MacGurn, JA, Hsu, PC, Smolka, MB, Emr, SD. TORC1 regulates endocytosis via Npr1-mediated phosphoinhibition of a ubiquitin ligase adaptor. Cell, 147(5), 1104-17, 2011

Lin, CH, MacGurn, JA, Chu, T, Stefan, CJ, Emr, SD. Arrestin-related ubiquitin-ligase adaptors regulate endocytosis and protein turnover at the cell surface. Cell, 135(4), 714-25, 2008

Greenstein, AE, MacGurn, JA, Baer, CE, Falick, AM, Cox, JS, Alber, T. M. tuberculosis Ser/Thr protein kinase D phosphorylates an anti-anti-sigma factor homolog. PLoS Pathog, 3(4), e49, 2007

MacGurn, JA, Cox, JS. A genetic screen for Mycobacterium tuberculosis mutants defective for phagosome maturation arrest identifies components of the ESX-1 secretion system. Infect Immun, 75(6), 2668-78, 2007

McLaughlin, B, Chon, JS, MacGurn, JA, Carlsson, F, Cheng, TL, Cox, JS, Brown, EJ. A mycobacterium ESX-1-secreted virulence factor with unique requirements for export. PLoS Pathog, 3(8), e105, 2007

MacGurn, JA, Raghavan, S, Stanley, SA, Cox, JS. A non-RD1 gene cluster is required for Snm secretion in Mycobacterium tuberculosis. Mol Microbiol, 57(6), 1653-63, 2005


Postdoctoral Position Available
Yes

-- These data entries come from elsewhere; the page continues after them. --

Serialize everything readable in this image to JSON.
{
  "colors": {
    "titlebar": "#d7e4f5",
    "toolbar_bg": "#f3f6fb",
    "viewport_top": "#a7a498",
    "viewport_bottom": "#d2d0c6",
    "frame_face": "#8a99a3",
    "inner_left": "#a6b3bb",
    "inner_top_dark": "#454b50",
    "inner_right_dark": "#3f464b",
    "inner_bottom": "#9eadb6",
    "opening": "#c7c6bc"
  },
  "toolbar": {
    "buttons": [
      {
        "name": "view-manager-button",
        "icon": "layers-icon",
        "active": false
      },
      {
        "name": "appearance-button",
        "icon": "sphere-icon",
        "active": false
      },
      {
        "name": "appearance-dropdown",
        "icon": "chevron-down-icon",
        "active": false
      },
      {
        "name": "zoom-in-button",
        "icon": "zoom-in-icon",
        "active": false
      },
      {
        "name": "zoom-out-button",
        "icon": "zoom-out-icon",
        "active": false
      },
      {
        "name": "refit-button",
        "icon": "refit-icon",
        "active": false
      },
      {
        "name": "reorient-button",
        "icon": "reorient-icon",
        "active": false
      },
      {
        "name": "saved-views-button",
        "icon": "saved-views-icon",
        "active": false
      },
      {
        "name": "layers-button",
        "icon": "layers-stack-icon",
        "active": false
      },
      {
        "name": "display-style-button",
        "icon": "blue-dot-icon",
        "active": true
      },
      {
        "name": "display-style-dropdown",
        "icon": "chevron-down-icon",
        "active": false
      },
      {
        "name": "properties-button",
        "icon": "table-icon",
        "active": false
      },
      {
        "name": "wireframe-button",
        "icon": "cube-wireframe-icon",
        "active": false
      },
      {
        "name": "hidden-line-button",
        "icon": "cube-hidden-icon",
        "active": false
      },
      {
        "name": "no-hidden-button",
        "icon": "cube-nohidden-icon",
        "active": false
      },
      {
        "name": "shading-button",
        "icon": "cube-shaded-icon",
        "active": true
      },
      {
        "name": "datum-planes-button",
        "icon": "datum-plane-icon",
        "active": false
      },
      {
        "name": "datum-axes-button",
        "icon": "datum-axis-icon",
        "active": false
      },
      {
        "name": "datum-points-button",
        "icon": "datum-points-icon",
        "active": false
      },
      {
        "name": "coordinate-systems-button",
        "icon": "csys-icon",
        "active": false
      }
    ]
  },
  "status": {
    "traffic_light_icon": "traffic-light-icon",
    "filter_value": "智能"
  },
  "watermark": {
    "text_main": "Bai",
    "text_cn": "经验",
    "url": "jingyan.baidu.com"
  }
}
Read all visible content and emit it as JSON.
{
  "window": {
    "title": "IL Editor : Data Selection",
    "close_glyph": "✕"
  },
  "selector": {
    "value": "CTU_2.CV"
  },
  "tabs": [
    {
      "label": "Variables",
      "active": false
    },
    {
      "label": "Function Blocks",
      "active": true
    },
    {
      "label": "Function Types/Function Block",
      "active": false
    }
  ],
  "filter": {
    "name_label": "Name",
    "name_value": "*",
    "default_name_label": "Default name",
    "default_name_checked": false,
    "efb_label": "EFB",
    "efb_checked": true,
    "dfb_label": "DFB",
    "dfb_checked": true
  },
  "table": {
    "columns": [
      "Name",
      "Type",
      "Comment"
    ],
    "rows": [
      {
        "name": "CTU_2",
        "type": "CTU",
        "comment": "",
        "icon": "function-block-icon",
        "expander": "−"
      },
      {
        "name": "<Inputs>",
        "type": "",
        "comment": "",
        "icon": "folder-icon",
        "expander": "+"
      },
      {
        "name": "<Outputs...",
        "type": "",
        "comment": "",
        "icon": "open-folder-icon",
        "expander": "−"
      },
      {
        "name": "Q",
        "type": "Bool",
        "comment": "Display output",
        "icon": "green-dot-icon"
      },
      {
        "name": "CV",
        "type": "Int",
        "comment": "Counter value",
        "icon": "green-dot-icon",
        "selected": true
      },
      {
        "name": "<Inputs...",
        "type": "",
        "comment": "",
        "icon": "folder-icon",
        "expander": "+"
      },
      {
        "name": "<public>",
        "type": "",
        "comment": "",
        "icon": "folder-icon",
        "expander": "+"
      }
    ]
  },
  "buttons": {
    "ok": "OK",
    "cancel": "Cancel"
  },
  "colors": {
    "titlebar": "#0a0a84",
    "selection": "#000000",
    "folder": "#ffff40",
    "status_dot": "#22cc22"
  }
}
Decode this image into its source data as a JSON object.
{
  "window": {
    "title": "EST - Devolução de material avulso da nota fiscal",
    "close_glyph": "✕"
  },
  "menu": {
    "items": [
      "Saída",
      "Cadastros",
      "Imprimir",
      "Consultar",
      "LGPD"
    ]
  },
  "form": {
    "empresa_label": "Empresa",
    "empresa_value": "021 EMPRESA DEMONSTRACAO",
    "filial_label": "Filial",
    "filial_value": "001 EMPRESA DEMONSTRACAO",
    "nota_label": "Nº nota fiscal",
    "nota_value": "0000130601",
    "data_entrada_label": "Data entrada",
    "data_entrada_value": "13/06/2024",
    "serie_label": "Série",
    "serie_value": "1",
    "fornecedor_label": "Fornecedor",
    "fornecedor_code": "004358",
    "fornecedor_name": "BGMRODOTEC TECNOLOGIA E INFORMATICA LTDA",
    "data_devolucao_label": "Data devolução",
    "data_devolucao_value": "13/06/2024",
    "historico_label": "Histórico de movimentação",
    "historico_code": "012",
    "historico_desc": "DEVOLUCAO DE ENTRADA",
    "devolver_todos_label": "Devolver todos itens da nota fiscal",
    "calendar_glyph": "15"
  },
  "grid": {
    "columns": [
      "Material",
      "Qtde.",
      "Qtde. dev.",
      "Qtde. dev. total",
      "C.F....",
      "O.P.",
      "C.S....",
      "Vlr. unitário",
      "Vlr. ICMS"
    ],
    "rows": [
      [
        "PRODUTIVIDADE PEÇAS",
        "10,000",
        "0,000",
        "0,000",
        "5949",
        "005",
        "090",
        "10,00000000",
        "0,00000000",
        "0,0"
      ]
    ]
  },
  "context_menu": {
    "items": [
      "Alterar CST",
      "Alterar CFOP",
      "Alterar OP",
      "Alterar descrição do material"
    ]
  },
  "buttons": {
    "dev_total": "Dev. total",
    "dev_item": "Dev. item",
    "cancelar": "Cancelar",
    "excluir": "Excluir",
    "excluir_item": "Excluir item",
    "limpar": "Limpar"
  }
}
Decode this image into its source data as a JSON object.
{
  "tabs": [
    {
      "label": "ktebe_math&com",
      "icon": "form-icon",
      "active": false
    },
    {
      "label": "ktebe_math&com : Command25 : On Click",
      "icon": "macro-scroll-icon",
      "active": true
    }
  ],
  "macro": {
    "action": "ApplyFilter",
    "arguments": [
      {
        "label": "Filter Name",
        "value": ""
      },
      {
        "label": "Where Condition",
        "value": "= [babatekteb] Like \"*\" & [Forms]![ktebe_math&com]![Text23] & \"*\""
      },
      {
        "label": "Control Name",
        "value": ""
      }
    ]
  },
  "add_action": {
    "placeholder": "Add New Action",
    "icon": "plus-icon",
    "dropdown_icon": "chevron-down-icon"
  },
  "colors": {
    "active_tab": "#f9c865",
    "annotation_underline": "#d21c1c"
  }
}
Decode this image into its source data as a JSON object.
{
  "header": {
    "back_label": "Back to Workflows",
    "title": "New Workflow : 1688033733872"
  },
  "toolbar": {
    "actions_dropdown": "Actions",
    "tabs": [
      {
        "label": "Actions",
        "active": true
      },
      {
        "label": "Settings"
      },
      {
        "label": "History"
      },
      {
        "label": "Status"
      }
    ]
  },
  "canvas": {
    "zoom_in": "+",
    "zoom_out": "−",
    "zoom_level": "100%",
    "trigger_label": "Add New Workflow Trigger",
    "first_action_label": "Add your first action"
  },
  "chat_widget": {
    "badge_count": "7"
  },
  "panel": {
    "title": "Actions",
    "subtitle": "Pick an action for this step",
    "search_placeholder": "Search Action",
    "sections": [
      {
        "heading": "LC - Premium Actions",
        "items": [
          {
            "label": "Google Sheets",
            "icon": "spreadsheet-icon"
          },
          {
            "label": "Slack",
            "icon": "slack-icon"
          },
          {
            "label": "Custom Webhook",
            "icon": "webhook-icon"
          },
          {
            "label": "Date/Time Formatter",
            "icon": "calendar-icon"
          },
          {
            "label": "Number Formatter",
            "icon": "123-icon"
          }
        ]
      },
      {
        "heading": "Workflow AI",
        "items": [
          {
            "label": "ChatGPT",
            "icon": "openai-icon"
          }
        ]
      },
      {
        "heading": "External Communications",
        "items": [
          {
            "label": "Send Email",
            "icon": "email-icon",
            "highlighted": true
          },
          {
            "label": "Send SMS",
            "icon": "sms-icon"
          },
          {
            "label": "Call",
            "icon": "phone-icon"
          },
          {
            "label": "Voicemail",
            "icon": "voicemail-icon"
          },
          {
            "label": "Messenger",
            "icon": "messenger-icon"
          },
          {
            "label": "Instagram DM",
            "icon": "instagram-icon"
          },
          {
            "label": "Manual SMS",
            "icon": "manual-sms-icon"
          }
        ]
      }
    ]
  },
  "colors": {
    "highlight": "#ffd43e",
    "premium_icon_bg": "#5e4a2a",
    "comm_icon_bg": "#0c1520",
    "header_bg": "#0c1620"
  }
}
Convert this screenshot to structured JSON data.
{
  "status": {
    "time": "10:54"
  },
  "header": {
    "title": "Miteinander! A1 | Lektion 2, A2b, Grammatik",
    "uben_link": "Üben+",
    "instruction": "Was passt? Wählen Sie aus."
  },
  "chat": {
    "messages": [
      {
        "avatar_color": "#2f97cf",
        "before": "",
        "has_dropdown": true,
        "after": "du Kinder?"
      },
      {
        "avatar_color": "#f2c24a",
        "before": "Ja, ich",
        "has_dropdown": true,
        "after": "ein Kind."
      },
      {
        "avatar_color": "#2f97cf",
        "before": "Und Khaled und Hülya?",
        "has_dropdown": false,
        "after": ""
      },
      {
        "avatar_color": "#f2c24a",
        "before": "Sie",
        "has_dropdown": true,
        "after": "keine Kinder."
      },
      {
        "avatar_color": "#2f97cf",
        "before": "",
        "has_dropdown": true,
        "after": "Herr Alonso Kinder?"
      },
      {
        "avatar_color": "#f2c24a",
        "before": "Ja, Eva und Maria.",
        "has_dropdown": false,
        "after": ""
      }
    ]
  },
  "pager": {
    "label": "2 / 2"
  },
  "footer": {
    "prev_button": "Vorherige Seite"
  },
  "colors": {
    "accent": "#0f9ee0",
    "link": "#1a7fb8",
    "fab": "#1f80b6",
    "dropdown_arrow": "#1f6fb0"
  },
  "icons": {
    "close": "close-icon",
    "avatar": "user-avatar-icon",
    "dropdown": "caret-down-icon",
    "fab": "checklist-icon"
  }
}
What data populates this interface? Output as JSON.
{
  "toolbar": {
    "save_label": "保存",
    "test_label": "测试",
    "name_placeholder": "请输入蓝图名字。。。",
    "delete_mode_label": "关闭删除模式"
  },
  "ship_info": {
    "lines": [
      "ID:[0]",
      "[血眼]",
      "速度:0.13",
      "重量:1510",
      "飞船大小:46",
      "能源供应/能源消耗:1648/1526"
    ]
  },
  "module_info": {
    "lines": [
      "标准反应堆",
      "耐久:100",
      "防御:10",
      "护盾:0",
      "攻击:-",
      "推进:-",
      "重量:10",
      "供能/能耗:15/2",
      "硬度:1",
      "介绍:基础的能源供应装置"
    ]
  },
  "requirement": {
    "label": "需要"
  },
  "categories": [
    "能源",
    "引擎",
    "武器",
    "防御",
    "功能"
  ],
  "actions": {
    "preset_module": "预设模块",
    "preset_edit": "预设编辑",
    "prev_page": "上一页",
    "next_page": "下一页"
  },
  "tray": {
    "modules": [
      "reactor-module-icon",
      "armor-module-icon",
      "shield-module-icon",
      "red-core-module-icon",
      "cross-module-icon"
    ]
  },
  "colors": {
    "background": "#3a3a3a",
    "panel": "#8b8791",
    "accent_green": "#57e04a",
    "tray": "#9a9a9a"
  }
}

Postdoctoral Position Details
Interested individuals should inquire via e-mail about postdoctoral research opportunities available in the MacGurn Lab.

Updated Date
08/15/2013